WSBT South Bend: Procession aims to show how bikes, cars can co-exist
South Bend Tribune
April 27, 2012
SOUTH BEND — Bicyclist Steven Carey’s death on Feb. 19 sparked advocates to create a procession that will usher cars and bikes — together and without police escort — down Indiana 23 at just 10 mph Wednesday.
This won’t be a memorial, they say.
But it will pass the site near the Indiana Toll Road overpass where Carey was riding his bike, wearing a helmet and riding with the flow of traffic, when a car struck him from behind. He died of head injuries.
Yatish Joshi said the point of this event is to urge cyclists, motorists and pedestrians to co-exist safely. And to be more aware of each other on the roads.
He doesn’t want the safety issue to pass with the news cycle for one fatality.
“We have to make sure that five minutes of news is a lifetime of news,” said Joshi, co-founder of the local Bike the Bend ride, who is spearheading the procession.
“To make a change,” added Glenda LaMont, Bike the Bend’s co-founder.
“We want to demonstrate sharing the road,” she said of the procession, titled “Share the Road … Every Life Counts.”
They welcome the public to join. From the opposite end of the procession, people on foot, wheelchair and stroller will follow sidewalks until the two groups meet at the County-City Building in downtown for a 7 p.m. press conference with public officials.
The walkers, strollers and wheelchairs will start gathering at Howard Park at 5:30 p.m., then depart at about 6:30 p.m. Organizers ask them to wear bright clothing, to not block traffic, to yield to others who aren’t in the procession and to obey all traffic signs.
Cyclists and motorists will start gathering at 5 p.m. in the parking lot of the University Commons Medical Plaza, the former Kroger store on Indiana 23 across from University Park Mall. They’ll depart at 6 p.m.
Police won’t provide an escort or block off streets.
“They (organizers) know what the laws are, and they’ve demonstrated that,” said South Bend Police Capt. Robert Hammer, who notes that similar processions have been held in other parts of the country. “As long as they follow the laws, they have just as much right to be out there.”
The cyclists and motorists in the procession will have to negotiate some tense and tricky spots. Hammer said this give-and-take exercise will be no different than any other day, except that there will be a lot more riders.

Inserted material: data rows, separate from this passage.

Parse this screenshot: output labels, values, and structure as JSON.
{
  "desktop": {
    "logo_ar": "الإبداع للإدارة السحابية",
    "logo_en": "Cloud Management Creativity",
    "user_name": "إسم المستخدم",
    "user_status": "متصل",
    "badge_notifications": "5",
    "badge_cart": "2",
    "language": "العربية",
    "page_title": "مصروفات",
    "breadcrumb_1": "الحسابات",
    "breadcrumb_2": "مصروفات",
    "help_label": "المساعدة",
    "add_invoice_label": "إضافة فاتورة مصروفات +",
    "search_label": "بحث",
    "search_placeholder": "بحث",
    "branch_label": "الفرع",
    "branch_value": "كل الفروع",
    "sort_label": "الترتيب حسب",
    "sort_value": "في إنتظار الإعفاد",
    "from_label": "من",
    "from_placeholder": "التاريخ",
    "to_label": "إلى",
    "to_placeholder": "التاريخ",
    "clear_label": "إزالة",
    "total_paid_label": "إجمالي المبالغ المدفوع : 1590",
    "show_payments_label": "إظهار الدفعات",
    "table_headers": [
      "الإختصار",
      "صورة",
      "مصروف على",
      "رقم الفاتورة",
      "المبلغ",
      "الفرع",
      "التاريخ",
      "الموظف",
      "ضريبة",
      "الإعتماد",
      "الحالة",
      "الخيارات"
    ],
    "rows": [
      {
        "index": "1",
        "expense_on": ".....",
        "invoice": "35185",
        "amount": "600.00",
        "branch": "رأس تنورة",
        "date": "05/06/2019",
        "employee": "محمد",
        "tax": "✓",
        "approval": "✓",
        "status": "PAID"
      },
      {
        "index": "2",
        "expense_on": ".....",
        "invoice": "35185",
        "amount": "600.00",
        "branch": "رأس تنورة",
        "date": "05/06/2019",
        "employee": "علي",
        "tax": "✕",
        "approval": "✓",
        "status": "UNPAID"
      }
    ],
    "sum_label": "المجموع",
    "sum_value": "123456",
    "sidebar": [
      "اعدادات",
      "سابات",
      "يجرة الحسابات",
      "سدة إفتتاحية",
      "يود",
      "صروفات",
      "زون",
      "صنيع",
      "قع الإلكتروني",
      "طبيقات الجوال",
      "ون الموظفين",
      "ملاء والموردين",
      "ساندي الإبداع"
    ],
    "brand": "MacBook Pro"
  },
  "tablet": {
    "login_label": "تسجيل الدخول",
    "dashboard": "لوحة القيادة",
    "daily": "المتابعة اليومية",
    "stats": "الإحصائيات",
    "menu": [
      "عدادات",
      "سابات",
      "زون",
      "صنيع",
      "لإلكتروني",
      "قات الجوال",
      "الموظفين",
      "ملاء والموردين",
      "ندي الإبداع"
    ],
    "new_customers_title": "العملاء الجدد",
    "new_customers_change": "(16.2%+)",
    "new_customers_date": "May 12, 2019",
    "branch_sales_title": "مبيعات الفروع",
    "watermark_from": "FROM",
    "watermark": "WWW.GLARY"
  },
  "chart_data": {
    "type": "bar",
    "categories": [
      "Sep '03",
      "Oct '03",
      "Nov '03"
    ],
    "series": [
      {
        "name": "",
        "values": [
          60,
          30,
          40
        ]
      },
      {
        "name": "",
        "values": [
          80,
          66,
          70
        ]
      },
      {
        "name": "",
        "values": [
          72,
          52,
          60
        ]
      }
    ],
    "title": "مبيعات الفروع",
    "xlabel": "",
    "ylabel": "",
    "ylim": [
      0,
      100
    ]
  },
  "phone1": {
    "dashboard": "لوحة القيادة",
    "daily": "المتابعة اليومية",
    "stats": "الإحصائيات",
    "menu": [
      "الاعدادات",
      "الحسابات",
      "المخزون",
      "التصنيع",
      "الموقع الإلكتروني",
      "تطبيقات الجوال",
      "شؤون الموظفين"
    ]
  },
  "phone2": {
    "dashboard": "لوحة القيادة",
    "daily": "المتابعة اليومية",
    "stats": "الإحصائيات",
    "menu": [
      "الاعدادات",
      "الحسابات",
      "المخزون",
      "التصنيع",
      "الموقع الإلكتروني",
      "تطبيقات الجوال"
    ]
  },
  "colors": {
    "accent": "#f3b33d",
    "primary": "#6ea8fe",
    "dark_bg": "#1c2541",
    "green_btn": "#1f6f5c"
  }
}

On Indiana 23, which is a four-laner, the procession will stick to the right lane. There will be cars and motorcycles at the front and back of the procession, Joshi said. Groups of bicyclists will ride two abreast, interspersed with cars in front and back of them, he said. Where there’s room, bicyclists will ride beside the cars.
After Indiana 23 crosses Edison Road, the cyclists will have to make their way to the left lane so that they can turn left onto Twyckenham Drive.
From there on, the cyclists will ride single-file in the bike lanes that take them into downtown, and motorists will ride beside them.
All parts of the procession will stop at stop signs and stop lights, Joshi said.
He said they deliberately chose a weekday evening when the after-work car traffic is busy, feeling that people should be able to walk or bike “any time of the day.” It also would allow more people to partake.
Many cyclists, including LaMont, say they normally avoid riding bikes on Indiana 23. Ripe with fast traffic, it has wide lanes but no shoulder, except for a sidewalk up on a curb. But LaMont said that “the only reason” it was chosen for this event was because it was the site of Carey’s accident.
“The question now is how do we minimize the accidents,” Joshi said, noting that the area has several bike-interest groups who will join the procession. “It’s only going to happen if we work together as a community. … We are not blaming anybody. Accidents happen.”
LaMont said safety will follow if every user of the roads and roadsides — from cyclists to joggers to motorists — respect each other. She urges all of them to dial down attitudes like, “I belong to be here and you don’t.”
“Put yourself in the other person’s shoes,” she said.
“We know that we’re not going to change everyone’s mind with one procession, but people will look at this and say, ‘Oh, there’s people in wheelchairs,’” she said.
LaMont recalls an accident four years ago in which a man in a wheelchair was killed when a pickup truck hit him as he crossed LaSalle Avenue at Hill Street. The man in the wheelchair, Keith Coros, had the go-ahead from a walk signal, and the truck’s driver was turning right with a green light, The Tribune had reported.
“By coming out in numbers we want people to see the majority of the community does believe in sharing the road,” LaMont said.